> [WHAT YOU ARE ASKED TO DO]:
Extract, from the listing that follows, each line containing the word "Serviços".

*** Opening of DATA SUPPLIED ***

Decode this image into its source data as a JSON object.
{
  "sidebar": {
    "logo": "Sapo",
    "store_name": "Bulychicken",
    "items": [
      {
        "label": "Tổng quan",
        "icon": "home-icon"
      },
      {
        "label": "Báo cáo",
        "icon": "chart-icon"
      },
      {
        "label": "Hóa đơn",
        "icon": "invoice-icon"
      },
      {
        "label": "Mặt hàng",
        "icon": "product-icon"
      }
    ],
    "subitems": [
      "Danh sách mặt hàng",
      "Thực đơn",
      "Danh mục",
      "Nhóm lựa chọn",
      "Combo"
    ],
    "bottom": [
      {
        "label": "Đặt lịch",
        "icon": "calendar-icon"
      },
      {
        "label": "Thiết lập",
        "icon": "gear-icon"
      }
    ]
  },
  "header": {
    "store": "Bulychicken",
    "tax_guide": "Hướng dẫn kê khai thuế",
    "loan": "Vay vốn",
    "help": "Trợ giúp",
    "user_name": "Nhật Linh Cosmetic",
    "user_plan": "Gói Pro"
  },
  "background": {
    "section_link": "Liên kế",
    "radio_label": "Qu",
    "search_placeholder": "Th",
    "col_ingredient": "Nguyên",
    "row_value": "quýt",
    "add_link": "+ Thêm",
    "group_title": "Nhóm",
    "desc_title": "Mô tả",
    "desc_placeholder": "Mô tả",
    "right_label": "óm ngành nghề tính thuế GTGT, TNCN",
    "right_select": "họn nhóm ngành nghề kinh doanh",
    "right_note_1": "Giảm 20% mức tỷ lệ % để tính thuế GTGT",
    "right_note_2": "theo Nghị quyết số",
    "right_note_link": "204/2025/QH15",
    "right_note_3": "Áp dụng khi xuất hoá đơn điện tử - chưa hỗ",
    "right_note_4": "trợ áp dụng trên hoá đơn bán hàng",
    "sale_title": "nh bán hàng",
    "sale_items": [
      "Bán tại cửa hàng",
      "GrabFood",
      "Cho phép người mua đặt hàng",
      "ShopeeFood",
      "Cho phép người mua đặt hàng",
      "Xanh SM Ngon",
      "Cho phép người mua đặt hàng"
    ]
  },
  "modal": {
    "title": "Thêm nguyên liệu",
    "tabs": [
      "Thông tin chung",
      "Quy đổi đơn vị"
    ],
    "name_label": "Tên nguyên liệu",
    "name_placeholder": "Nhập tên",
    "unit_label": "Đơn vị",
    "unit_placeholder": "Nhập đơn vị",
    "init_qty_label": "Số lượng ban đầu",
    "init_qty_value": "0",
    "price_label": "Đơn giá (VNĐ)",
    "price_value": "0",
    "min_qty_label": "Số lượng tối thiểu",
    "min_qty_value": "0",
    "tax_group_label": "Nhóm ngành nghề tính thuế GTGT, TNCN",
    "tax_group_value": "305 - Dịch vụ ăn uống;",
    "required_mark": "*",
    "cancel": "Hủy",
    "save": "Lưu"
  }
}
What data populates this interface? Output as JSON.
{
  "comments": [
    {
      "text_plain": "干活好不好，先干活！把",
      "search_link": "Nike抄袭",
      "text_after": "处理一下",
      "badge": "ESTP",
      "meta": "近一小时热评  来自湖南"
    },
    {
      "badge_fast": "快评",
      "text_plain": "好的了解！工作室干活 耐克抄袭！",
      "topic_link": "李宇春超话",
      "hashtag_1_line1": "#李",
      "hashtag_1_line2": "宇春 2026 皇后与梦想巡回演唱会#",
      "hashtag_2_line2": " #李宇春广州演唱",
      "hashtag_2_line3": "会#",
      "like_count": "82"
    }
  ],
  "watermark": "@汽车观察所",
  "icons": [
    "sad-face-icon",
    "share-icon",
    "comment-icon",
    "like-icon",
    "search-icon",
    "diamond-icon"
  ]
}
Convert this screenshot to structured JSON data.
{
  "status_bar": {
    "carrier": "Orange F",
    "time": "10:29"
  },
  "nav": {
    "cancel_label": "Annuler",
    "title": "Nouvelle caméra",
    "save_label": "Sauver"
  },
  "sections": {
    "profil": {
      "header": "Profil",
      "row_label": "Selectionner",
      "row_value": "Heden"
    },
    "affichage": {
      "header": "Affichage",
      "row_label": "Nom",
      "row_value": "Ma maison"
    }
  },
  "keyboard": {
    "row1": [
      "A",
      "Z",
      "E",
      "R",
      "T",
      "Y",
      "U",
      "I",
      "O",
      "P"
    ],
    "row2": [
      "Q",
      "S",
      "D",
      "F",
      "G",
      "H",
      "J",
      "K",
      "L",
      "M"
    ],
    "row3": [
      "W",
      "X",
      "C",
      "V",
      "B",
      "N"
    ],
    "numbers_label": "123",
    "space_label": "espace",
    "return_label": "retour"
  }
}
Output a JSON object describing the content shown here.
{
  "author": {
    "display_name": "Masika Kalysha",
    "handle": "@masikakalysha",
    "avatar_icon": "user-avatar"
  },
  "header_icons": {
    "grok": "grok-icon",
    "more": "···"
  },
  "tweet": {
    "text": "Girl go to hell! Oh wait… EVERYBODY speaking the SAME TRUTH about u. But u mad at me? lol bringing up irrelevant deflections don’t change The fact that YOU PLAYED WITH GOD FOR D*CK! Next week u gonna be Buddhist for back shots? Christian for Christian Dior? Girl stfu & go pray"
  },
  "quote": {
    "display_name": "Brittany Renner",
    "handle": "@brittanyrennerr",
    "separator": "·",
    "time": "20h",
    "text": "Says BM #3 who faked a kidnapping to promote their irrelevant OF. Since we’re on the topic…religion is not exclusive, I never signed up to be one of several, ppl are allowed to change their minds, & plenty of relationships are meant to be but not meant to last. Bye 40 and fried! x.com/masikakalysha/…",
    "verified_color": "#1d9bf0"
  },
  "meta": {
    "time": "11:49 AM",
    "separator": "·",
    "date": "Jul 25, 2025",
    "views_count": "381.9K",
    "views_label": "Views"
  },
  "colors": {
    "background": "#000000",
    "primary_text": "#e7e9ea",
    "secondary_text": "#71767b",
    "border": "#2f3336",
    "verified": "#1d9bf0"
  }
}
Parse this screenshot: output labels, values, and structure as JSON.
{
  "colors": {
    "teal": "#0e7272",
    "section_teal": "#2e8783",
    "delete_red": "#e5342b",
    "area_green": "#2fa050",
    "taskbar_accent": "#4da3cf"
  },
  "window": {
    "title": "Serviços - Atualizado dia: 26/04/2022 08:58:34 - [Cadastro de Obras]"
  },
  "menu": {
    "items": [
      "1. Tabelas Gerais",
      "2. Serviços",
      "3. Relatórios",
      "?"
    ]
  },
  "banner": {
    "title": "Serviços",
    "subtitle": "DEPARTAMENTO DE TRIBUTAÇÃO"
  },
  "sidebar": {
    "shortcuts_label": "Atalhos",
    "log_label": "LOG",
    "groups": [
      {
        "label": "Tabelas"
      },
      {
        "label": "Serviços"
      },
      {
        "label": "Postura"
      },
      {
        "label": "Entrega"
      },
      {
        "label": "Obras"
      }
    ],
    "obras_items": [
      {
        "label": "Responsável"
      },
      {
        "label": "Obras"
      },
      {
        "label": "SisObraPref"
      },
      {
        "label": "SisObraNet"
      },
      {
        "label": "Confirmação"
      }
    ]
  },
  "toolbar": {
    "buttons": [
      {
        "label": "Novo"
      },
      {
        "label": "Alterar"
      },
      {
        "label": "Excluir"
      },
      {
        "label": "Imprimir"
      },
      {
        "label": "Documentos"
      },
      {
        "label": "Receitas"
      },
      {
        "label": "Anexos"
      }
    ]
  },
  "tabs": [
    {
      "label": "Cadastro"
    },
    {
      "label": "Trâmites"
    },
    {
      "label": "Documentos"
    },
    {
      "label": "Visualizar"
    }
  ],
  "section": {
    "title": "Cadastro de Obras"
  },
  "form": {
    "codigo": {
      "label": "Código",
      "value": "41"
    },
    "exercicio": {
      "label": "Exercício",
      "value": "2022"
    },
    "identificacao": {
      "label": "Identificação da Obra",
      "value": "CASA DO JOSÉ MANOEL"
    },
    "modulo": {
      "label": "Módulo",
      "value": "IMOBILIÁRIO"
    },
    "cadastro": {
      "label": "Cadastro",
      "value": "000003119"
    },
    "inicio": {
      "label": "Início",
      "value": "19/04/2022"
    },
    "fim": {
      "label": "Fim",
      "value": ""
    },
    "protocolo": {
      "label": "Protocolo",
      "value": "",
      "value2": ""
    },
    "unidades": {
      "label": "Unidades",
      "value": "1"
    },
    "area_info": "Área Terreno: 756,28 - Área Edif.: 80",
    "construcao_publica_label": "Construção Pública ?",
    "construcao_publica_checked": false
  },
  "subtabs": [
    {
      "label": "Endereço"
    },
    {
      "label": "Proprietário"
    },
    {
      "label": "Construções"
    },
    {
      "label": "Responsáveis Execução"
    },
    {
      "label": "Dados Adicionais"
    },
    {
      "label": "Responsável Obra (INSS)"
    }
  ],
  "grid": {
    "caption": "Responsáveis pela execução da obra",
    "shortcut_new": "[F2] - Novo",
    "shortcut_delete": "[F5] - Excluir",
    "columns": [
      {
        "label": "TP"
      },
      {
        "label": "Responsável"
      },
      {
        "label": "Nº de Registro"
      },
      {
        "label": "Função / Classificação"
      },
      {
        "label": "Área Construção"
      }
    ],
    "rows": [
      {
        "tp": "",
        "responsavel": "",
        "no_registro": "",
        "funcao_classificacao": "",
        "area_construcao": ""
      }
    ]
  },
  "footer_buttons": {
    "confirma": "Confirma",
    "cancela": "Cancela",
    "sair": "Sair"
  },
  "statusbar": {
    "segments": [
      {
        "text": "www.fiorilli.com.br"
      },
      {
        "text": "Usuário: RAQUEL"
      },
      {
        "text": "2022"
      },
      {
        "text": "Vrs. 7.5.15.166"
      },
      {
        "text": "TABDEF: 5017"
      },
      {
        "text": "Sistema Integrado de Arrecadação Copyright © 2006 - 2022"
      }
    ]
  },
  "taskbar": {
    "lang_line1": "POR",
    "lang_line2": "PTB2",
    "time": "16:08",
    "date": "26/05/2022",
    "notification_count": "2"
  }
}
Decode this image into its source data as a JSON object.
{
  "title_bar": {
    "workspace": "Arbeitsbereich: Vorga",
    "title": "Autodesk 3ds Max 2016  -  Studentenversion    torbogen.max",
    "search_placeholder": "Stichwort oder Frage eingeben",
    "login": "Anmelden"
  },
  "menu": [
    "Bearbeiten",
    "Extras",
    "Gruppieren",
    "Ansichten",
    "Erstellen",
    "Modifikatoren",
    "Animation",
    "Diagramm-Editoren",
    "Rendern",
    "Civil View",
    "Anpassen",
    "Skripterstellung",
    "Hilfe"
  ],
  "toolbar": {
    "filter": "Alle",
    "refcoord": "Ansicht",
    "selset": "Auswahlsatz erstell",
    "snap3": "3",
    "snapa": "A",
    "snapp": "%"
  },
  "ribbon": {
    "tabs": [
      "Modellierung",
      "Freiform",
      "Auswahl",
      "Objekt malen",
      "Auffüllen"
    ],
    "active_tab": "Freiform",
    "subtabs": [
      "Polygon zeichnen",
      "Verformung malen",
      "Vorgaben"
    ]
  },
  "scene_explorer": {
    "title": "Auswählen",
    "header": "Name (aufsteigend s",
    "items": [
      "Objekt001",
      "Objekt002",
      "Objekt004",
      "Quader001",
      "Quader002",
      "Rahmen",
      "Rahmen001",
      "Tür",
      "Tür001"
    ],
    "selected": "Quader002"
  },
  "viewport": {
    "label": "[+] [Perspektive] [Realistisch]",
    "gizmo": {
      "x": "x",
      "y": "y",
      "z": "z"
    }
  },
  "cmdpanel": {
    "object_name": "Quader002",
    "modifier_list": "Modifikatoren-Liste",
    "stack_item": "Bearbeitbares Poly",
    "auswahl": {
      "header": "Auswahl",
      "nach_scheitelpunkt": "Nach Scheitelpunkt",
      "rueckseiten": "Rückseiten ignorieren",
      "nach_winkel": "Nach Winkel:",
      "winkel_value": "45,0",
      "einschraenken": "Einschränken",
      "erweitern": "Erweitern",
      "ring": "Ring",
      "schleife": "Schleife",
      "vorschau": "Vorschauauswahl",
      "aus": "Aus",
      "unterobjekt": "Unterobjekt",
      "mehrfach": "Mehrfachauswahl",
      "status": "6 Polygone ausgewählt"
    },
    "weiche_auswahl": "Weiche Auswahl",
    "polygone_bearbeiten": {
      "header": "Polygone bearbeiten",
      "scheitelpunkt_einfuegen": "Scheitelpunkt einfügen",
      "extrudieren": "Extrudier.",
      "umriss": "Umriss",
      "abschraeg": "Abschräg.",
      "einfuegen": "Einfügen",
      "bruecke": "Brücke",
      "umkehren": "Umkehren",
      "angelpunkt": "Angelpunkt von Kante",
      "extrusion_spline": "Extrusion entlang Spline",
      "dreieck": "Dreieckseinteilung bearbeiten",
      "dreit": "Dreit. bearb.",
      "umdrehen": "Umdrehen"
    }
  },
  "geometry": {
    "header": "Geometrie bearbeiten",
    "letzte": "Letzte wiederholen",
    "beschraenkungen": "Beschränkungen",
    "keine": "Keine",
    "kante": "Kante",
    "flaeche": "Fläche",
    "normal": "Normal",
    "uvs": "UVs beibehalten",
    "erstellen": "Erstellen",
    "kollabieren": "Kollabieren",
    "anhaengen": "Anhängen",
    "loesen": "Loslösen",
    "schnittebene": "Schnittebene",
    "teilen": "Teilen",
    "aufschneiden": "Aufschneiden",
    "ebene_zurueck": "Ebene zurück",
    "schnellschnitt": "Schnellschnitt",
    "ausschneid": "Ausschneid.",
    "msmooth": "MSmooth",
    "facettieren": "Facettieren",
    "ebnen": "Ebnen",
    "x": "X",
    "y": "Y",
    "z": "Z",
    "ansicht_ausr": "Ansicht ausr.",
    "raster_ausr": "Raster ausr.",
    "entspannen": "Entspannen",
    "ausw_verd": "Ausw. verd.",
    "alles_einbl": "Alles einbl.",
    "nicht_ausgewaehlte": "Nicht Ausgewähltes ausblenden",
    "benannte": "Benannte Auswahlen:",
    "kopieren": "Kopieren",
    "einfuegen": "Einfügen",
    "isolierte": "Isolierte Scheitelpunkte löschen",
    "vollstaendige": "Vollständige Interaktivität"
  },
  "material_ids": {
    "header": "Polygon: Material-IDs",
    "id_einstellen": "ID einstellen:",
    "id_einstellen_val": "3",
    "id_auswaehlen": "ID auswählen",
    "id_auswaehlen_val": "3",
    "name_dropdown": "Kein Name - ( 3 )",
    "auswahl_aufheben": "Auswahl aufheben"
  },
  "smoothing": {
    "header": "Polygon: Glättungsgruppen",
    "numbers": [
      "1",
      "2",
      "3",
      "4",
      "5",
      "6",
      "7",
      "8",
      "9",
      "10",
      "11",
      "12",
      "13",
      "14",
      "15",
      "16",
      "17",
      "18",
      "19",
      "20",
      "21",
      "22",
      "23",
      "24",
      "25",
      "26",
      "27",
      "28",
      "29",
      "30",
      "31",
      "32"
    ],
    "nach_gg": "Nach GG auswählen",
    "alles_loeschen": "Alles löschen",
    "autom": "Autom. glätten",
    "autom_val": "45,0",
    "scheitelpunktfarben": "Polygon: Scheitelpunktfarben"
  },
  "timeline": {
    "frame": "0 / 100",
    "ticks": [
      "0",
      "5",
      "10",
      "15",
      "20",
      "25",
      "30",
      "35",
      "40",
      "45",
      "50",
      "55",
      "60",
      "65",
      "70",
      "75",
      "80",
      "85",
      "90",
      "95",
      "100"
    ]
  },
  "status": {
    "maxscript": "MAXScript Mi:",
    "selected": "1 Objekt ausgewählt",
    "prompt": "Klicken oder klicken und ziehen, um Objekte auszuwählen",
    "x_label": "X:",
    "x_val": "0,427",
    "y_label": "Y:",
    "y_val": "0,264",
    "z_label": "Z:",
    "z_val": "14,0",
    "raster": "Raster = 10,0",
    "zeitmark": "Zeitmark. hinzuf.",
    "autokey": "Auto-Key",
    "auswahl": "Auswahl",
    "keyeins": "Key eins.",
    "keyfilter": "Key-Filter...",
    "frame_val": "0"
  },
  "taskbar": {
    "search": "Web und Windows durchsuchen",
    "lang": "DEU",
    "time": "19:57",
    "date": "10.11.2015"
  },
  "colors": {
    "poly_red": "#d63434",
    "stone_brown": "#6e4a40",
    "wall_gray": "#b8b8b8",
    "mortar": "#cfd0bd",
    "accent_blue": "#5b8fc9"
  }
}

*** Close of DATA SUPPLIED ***

> [SOLUTION]:
    "title": "Serviços - Atualizado dia: 26/04/2022 08:58:34 - [Cadastro de Obras]"
      "2. Serviços",
    "title": "Serviços",
        "label": "Serviços"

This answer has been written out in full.